THE PROBLEM:
The records below are to be copied exactly, with every picture left out.
(INFORMATION SHOWN begins)
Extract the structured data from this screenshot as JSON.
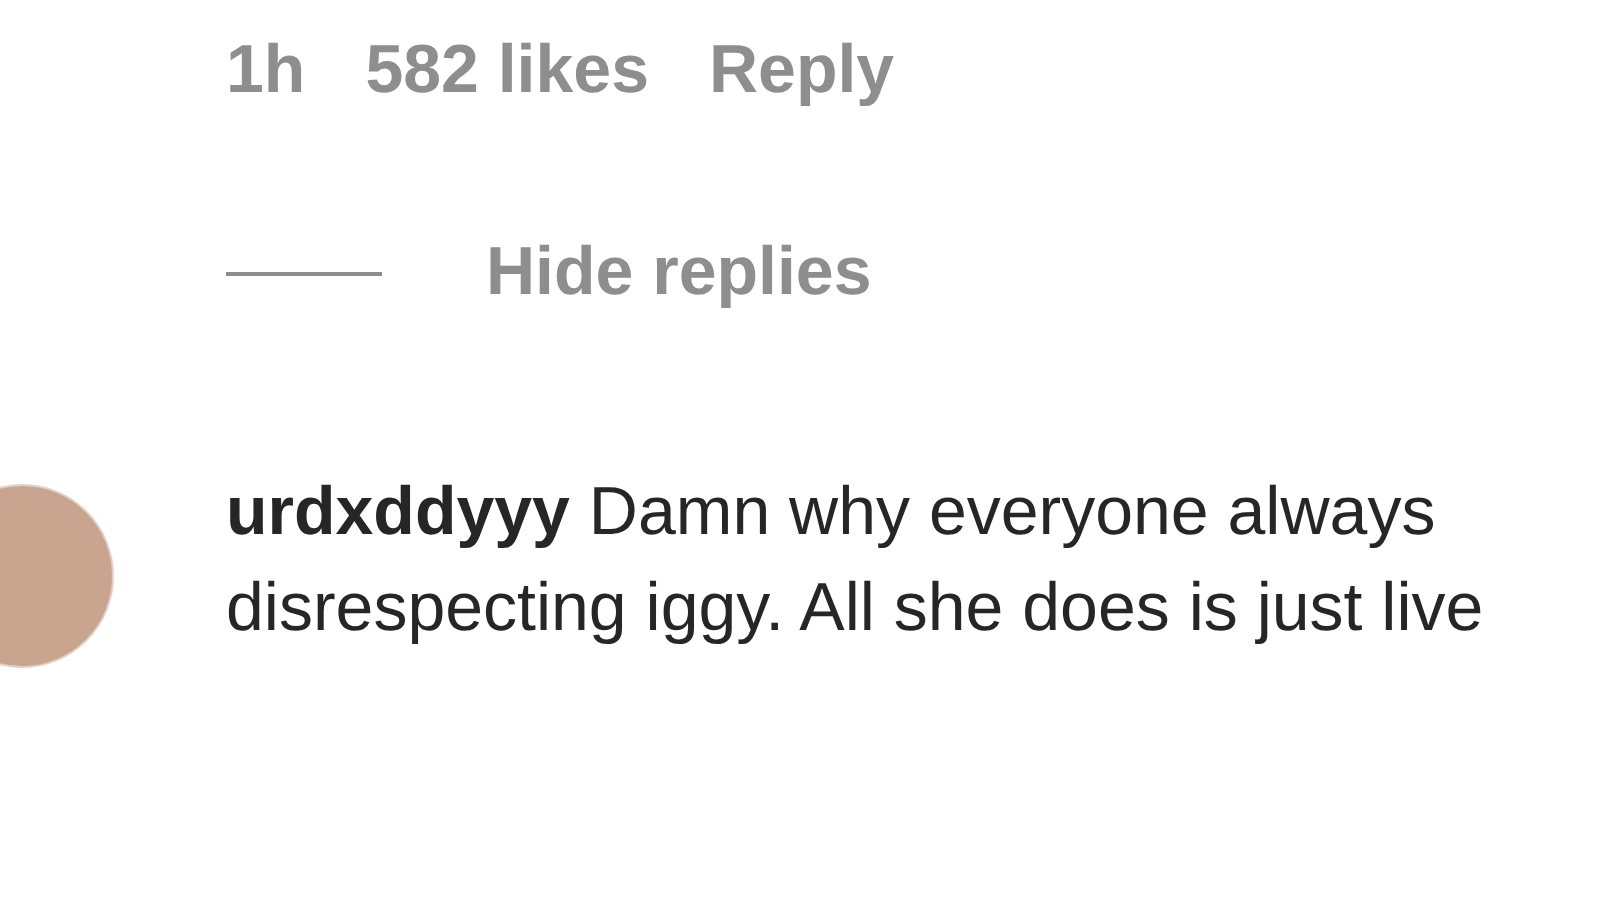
{
  "reply_meta": {
    "time": "1h",
    "likes": "582 likes",
    "reply": "Reply"
  },
  "replies_toggle": {
    "label": "Hide replies"
  },
  "comment": {
    "username": "urdxddyyy",
    "text": "Damn why everyone always disrespecting iggy. All she does is just live"
  }
}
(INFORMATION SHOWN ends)
SOLUTION BELOW:
Extract the structured data from this screenshot as JSON.
{
  "reply_meta": {
    "time": "1h",
    "likes": "582 likes",
    "reply": "Reply"
  },
  "replies_toggle": {
    "label": "Hide replies"
  },
  "comment": {
    "username": "urdxddyyy",
    "text": "Damn why everyone always disrespecting iggy. All she does is just live"
  }
}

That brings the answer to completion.